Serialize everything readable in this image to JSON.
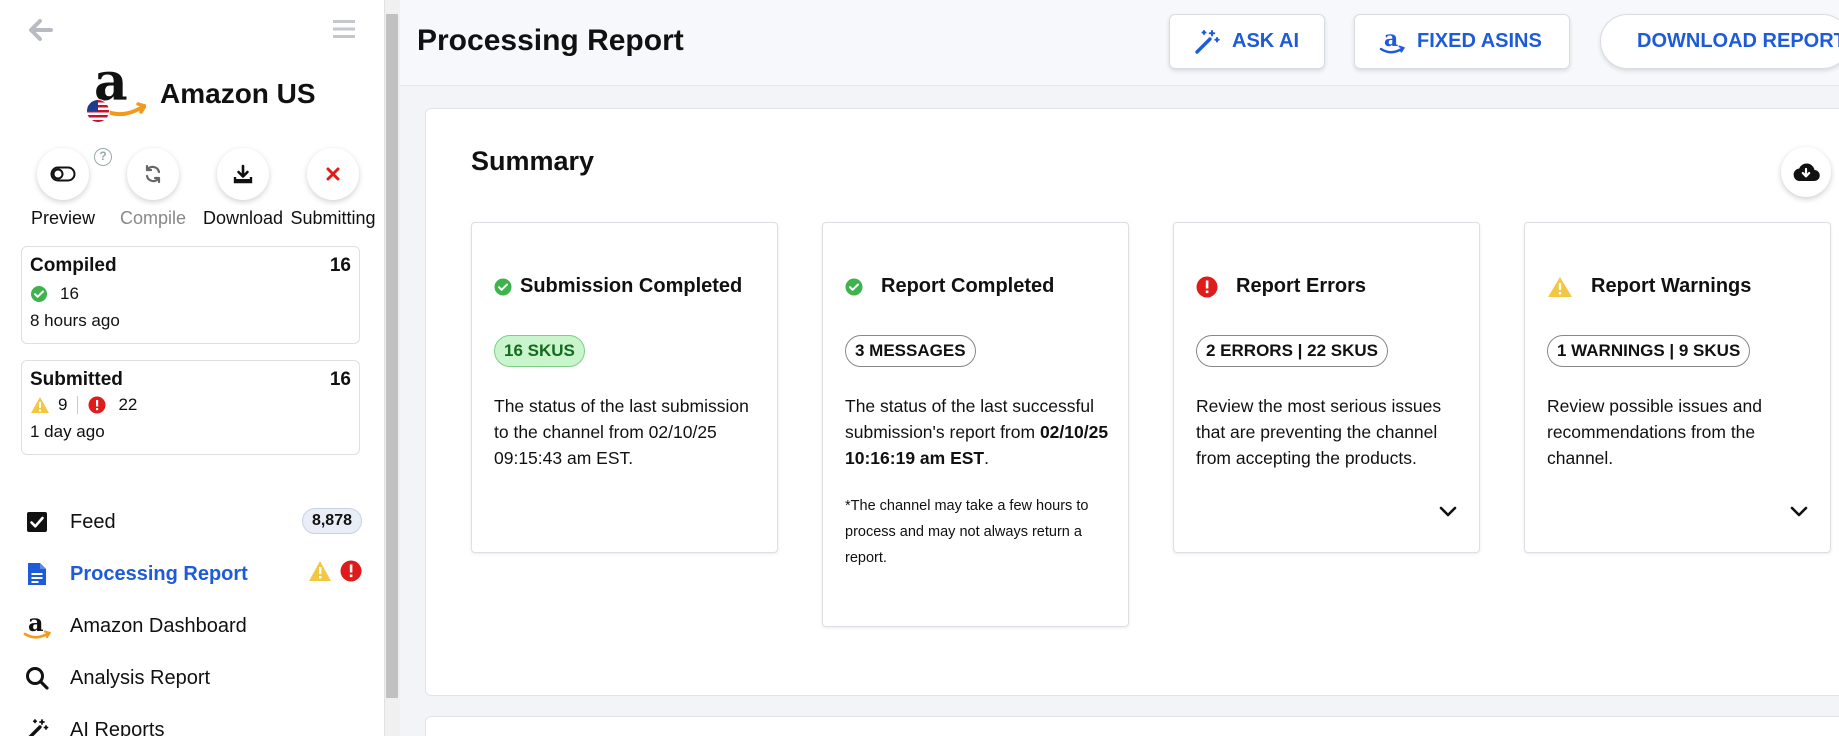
{
  "sidebar": {
    "store_name": "Amazon US",
    "actions": [
      {
        "label": "Preview"
      },
      {
        "label": "Compile"
      },
      {
        "label": "Download"
      },
      {
        "label": "Submitting"
      }
    ],
    "help_symbol": "?",
    "compiled": {
      "title": "Compiled",
      "total": "16",
      "success_count": "16",
      "time": "8 hours ago"
    },
    "submitted": {
      "title": "Submitted",
      "total": "16",
      "warning_count": "9",
      "error_count": "22",
      "time": "1 day ago"
    },
    "nav": [
      {
        "label": "Feed",
        "badge": "8,878",
        "icon": "checkbox-icon"
      },
      {
        "label": "Processing Report",
        "icon": "document-icon",
        "active": true
      },
      {
        "label": "Amazon Dashboard",
        "icon": "amazon-icon"
      },
      {
        "label": "Analysis Report",
        "icon": "search-icon"
      },
      {
        "label": "AI Reports",
        "icon": "magic-wand-icon"
      }
    ]
  },
  "header": {
    "title": "Processing Report",
    "buttons": {
      "ask_ai": "ASK AI",
      "fixed_asins": "FIXED ASINS",
      "download_report": "DOWNLOAD REPORT"
    }
  },
  "summary": {
    "title": "Summary",
    "cards": [
      {
        "title": "Submission Completed",
        "pill": "16 SKUS",
        "desc": "The status of the last submission to the channel from 02/10/25 09:15:43 am EST."
      },
      {
        "title": "Report Completed",
        "pill": "3 MESSAGES",
        "desc_prefix": "The status of the last successful submission's report from ",
        "desc_bold": "02/10/25 10:16:19 am EST",
        "desc_suffix": ".",
        "note": "*The channel may take a few hours to process and may not always return a report."
      },
      {
        "title": "Report Errors",
        "pill": "2 ERRORS | 22 SKUS",
        "desc": "Review the most serious issues that are preventing the channel from accepting the products."
      },
      {
        "title": "Report Warnings",
        "pill": "1 WARNINGS | 9 SKUS",
        "desc": "Review possible issues and recommendations from the channel."
      }
    ]
  },
  "colors": {
    "accent": "#1e5bd8",
    "success": "#3cb44b",
    "error": "#e01b1b",
    "warning": "#f2c744"
  }
}
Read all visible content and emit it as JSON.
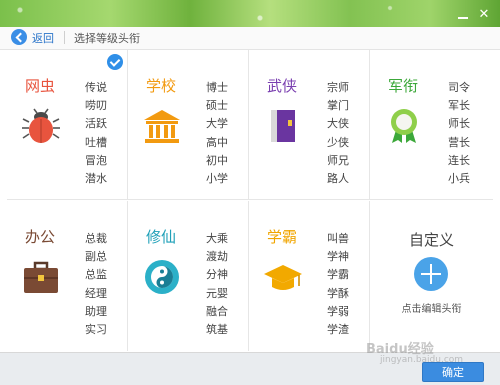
{
  "toolbar": {
    "back_label": "返回",
    "title": "选择等级头衔"
  },
  "categories": [
    {
      "title": "网虫",
      "color": "#e8543e",
      "icon": "bug-icon",
      "selected": true,
      "ranks": [
        "传说",
        "唠叨",
        "活跃",
        "吐槽",
        "冒泡",
        "潜水"
      ]
    },
    {
      "title": "学校",
      "color": "#f29a10",
      "icon": "school-building-icon",
      "ranks": [
        "博士",
        "硕士",
        "大学",
        "高中",
        "初中",
        "小学"
      ]
    },
    {
      "title": "武侠",
      "color": "#7a3fb0",
      "icon": "martial-book-icon",
      "ranks": [
        "宗师",
        "掌门",
        "大侠",
        "少侠",
        "师兄",
        "路人"
      ]
    },
    {
      "title": "军衔",
      "color": "#3ca83a",
      "icon": "military-medal-icon",
      "ranks": [
        "司令",
        "军长",
        "师长",
        "营长",
        "连长",
        "小兵"
      ]
    },
    {
      "title": "办公",
      "color": "#7a4a34",
      "icon": "briefcase-icon",
      "ranks": [
        "总裁",
        "副总",
        "总监",
        "经理",
        "助理",
        "实习"
      ]
    },
    {
      "title": "修仙",
      "color": "#1fa0b8",
      "icon": "yin-yang-icon",
      "ranks": [
        "大乘",
        "渡劫",
        "分神",
        "元婴",
        "融合",
        "筑基"
      ]
    },
    {
      "title": "学霸",
      "color": "#f0a500",
      "icon": "graduation-cap-icon",
      "ranks": [
        "叫兽",
        "学神",
        "学霸",
        "学酥",
        "学弱",
        "学渣"
      ]
    }
  ],
  "custom": {
    "title": "自定义",
    "hint": "点击编辑头衔"
  },
  "footer": {
    "confirm_label": "确定"
  },
  "watermark": {
    "main": "Baidu经验",
    "sub": "jingyan.baidu.com"
  }
}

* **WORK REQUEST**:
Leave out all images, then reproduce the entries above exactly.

* **ANSWER FOR THE TASK**:
Serialize everything readable in this image to JSON.
{
  "sidebar": {
    "store_name": "Amazon US",
    "actions": [
      {
        "label": "Preview"
      },
      {
        "label": "Compile"
      },
      {
        "label": "Download"
      },
      {
        "label": "Submitting"
      }
    ],
    "help_symbol": "?",
    "compiled": {
      "title": "Compiled",
      "total": "16",
      "success_count": "16",
      "time": "8 hours ago"
    },
    "submitted": {
      "title": "Submitted",
      "total": "16",
      "warning_count": "9",
      "error_count": "22",
      "time": "1 day ago"
    },
    "nav": [
      {
        "label": "Feed",
        "badge": "8,878",
        "icon": "checkbox-icon"
      },
      {
        "label": "Processing Report",
        "icon": "document-icon",
        "active": true
      },
      {
        "label": "Amazon Dashboard",
        "icon": "amazon-icon"
      },
      {
        "label": "Analysis Report",
        "icon": "search-icon"
      },
      {
        "label": "AI Reports",
        "icon": "magic-wand-icon"
      }
    ]
  },
  "header": {
    "title": "Processing Report",
    "buttons": {
      "ask_ai": "ASK AI",
      "fixed_asins": "FIXED ASINS",
      "download_report": "DOWNLOAD REPORT"
    }
  },
  "summary": {
    "title": "Summary",
    "cards": [
      {
        "title": "Submission Completed",
        "pill": "16 SKUS",
        "desc": "The status of the last submission to the channel from 02/10/25 09:15:43 am EST."
      },
      {
        "title": "Report Completed",
        "pill": "3 MESSAGES",
        "desc_prefix": "The status of the last successful submission's report from ",
        "desc_bold": "02/10/25 10:16:19 am EST",
        "desc_suffix": ".",
        "note": "*The channel may take a few hours to process and may not always return a report."
      },
      {
        "title": "Report Errors",
        "pill": "2 ERRORS | 22 SKUS",
        "desc": "Review the most serious issues that are preventing the channel from accepting the products."
      },
      {
        "title": "Report Warnings",
        "pill": "1 WARNINGS | 9 SKUS",
        "desc": "Review possible issues and recommendations from the channel."
      }
    ]
  },
  "colors": {
    "accent": "#1e5bd8",
    "success": "#3cb44b",
    "error": "#e01b1b",
    "warning": "#f2c744"
  }
}
Read all visible content and emit it as JSON.
{
  "toolbar": {
    "back_label": "返回",
    "title": "选择等级头衔"
  },
  "categories": [
    {
      "title": "网虫",
      "color": "#e8543e",
      "icon": "bug-icon",
      "selected": true,
      "ranks": [
        "传说",
        "唠叨",
        "活跃",
        "吐槽",
        "冒泡",
        "潜水"
      ]
    },
    {
      "title": "学校",
      "color": "#f29a10",
      "icon": "school-building-icon",
      "ranks": [
        "博士",
        "硕士",
        "大学",
        "高中",
        "初中",
        "小学"
      ]
    },
    {
      "title": "武侠",
      "color": "#7a3fb0",
      "icon": "martial-book-icon",
      "ranks": [
        "宗师",
        "掌门",
        "大侠",
        "少侠",
        "师兄",
        "路人"
      ]
    },
    {
      "title": "军衔",
      "color": "#3ca83a",
      "icon": "military-medal-icon",
      "ranks": [
        "司令",
        "军长",
        "师长",
        "营长",
        "连长",
        "小兵"
      ]
    },
    {
      "title": "办公",
      "color": "#7a4a34",
      "icon": "briefcase-icon",
      "ranks": [
        "总裁",
        "副总",
        "总监",
        "经理",
        "助理",
        "实习"
      ]
    },
    {
      "title": "修仙",
      "color": "#1fa0b8",
      "icon": "yin-yang-icon",
      "ranks": [
        "大乘",
        "渡劫",
        "分神",
        "元婴",
        "融合",
        "筑基"
      ]
    },
    {
      "title": "学霸",
      "color": "#f0a500",
      "icon": "graduation-cap-icon",
      "ranks": [
        "叫兽",
        "学神",
        "学霸",
        "学酥",
        "学弱",
        "学渣"
      ]
    }
  ],
  "custom": {
    "title": "自定义",
    "hint": "点击编辑头衔"
  },
  "footer": {
    "confirm_label": "确定"
  },
  "watermark": {
    "main": "Baidu经验",
    "sub": "jingyan.baidu.com"
  }
}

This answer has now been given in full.